§ TASK INPUTS:

========

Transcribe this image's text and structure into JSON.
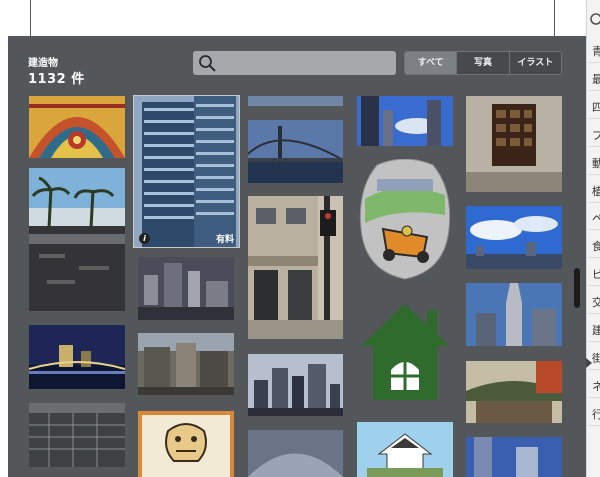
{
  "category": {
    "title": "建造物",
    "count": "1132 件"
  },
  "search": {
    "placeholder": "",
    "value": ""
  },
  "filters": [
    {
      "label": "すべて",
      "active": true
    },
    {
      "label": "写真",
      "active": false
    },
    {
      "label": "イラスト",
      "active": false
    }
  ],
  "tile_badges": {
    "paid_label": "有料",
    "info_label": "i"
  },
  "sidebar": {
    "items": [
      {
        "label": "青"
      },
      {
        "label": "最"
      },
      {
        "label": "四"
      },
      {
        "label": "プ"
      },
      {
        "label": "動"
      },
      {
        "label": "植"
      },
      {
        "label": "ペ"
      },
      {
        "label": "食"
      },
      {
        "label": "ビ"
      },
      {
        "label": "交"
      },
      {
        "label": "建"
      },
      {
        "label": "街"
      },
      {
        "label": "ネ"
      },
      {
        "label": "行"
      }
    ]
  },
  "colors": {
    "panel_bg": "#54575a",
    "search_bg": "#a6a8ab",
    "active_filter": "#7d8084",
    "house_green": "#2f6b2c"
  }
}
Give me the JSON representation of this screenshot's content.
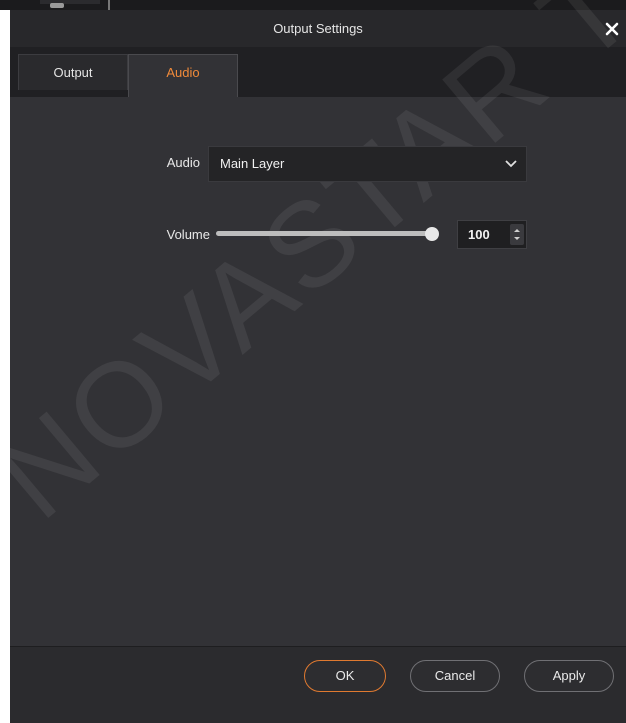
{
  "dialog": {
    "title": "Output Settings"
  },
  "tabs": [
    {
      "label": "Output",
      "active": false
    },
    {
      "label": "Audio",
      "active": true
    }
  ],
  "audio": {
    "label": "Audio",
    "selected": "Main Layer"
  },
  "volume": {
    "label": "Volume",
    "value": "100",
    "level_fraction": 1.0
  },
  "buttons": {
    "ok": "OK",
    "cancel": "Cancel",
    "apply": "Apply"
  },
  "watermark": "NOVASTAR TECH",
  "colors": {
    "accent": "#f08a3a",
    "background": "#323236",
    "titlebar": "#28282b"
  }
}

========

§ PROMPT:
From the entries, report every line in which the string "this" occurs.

§ ANSWER SECTION:
Transcribe this image's text and structure into JSON.
Give me the JSON representation of this screenshot's content.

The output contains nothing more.